Let us make a prediction: like it or not, dialing for dollars will remain the most important fundraising tool candidates for Congress can utilize in what will undoubtedly be the most expensive campaign cycle in history.
His prediction is likely to be proven correct-- at least for the kinds of carefully-selected garbage candidates the DCCC and EMILY's List recruit and the kinds of candidates who use DCCC-- and consulting firms'-- e-mail narratives "proclaiming all hope is lost, or telling you to kiss everything goodbye."

Labels: , , , , , , ,


At 2:12 PM, Blogger VG said...

re: Gamba "My experienced campaign staff," he told me, "has me doing call time about 10-12 hours a week, and they want it to be more-- and yes it's very frustrating."

I have to ask: Why is he using this "experienced" campaign staff, and where do they come from? Apparently not via the DCCC, b/c you say they are ignoring him. If he doen't like doing what his "experienced" campaign staff is telling him to do, but does it anyway, that is not exactly a great reflection on his authenticity.

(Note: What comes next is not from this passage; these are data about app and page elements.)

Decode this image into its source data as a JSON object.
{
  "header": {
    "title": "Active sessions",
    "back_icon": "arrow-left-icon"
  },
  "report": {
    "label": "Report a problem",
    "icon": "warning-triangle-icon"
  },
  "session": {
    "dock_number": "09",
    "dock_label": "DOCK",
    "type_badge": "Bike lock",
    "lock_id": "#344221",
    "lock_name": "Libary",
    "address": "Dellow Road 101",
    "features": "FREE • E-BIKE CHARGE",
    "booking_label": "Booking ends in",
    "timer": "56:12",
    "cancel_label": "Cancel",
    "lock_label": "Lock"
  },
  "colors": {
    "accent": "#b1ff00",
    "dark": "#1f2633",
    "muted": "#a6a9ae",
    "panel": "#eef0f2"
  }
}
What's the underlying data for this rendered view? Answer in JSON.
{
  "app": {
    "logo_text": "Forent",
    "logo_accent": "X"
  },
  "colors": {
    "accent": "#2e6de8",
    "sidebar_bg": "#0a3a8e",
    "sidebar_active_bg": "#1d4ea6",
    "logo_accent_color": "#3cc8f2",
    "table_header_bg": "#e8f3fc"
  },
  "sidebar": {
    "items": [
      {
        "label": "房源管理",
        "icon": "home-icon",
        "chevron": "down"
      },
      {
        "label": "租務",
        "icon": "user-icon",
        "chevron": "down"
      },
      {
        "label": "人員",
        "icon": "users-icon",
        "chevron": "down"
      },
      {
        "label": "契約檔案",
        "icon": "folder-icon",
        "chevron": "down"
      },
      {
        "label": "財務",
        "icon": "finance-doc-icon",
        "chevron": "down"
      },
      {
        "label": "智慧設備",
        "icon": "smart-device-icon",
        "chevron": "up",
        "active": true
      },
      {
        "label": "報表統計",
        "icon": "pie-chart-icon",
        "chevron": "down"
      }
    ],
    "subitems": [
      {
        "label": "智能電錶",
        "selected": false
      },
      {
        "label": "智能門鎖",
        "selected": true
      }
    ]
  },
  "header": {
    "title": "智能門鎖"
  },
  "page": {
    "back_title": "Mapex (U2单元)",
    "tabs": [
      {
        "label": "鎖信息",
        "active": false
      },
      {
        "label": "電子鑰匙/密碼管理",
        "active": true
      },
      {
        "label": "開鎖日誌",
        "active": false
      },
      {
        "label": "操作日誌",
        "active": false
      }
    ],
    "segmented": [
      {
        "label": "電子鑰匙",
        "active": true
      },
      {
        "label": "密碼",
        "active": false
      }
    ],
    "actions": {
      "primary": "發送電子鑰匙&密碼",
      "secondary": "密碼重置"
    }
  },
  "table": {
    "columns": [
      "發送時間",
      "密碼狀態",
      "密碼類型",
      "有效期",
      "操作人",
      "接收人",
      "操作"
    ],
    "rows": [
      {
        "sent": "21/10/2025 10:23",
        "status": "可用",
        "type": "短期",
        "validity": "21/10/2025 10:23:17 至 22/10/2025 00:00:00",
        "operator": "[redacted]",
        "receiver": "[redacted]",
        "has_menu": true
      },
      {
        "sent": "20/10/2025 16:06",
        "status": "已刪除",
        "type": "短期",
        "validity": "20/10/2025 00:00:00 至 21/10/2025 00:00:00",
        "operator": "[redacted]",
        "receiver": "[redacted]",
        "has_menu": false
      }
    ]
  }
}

At 2:27 PM, Anonymous ap215 said...

Dana Balter - "Running for office last time made one thing crystal clear to me-- our campaign finance system is fundamentally broken."

Yes it is Dana.

At 4:11 PM, Anonymous Anonymous said...

Actually, the "right" voters will always win.

They'll mostly vote for Nazis and due to gerrymandering and the pathetic worthless feckless corrupt pussies on the democrap side suppressing the sentient left... the "right" will win.

And if a democrap wins, the "right" still wins. Because plug in any democrap anywhere in the senate or house and empower scummer or Pelosi (or their looooong list of vetted heirs) and the "right" still wins.

The left loses whether the Nazis win or the democraps win.

and you cannot show a single year since 1980 (maybe 1968) when democraps won and it fucking mattered. Clinton gave us 2008. obamanation gave us jack shit.

Pelosi gave cheney free rein to commit atrocities, violate laws and the constitution. ditto reid. Pelosi also has given trump free rein to commit atrocities and violate laws and the constitution.

nobody did more for cheney and trump than Pelosi.

All have given the money and the Nazis an awful lot. Haven't they?

At 4:19 PM, Anonymous Anonymous said...

the split is really the entire jackass split from a single shoe off of one rear hoof. Enough to annoy, but not enough to fundamentally change the jackass.

At 4:32 PM, Anonymous Anonymous said...

". . . I am often calling millionaires to give me money so I can get in Congress and probably take more of their money when we implement universal healthcare and tax reform."

WHY??? Did Bernie not demonstrate how raising money can work without pitching to millionaires who will expect concessions when the time comes? How the hell does this Party expect to get big money out of politics if they don't learn how to get elected without it?

If this is the best the Party can do, then they can expect to hand the House back to the GOP next year. They don't know how to keep it.


Post a Comment

<< Home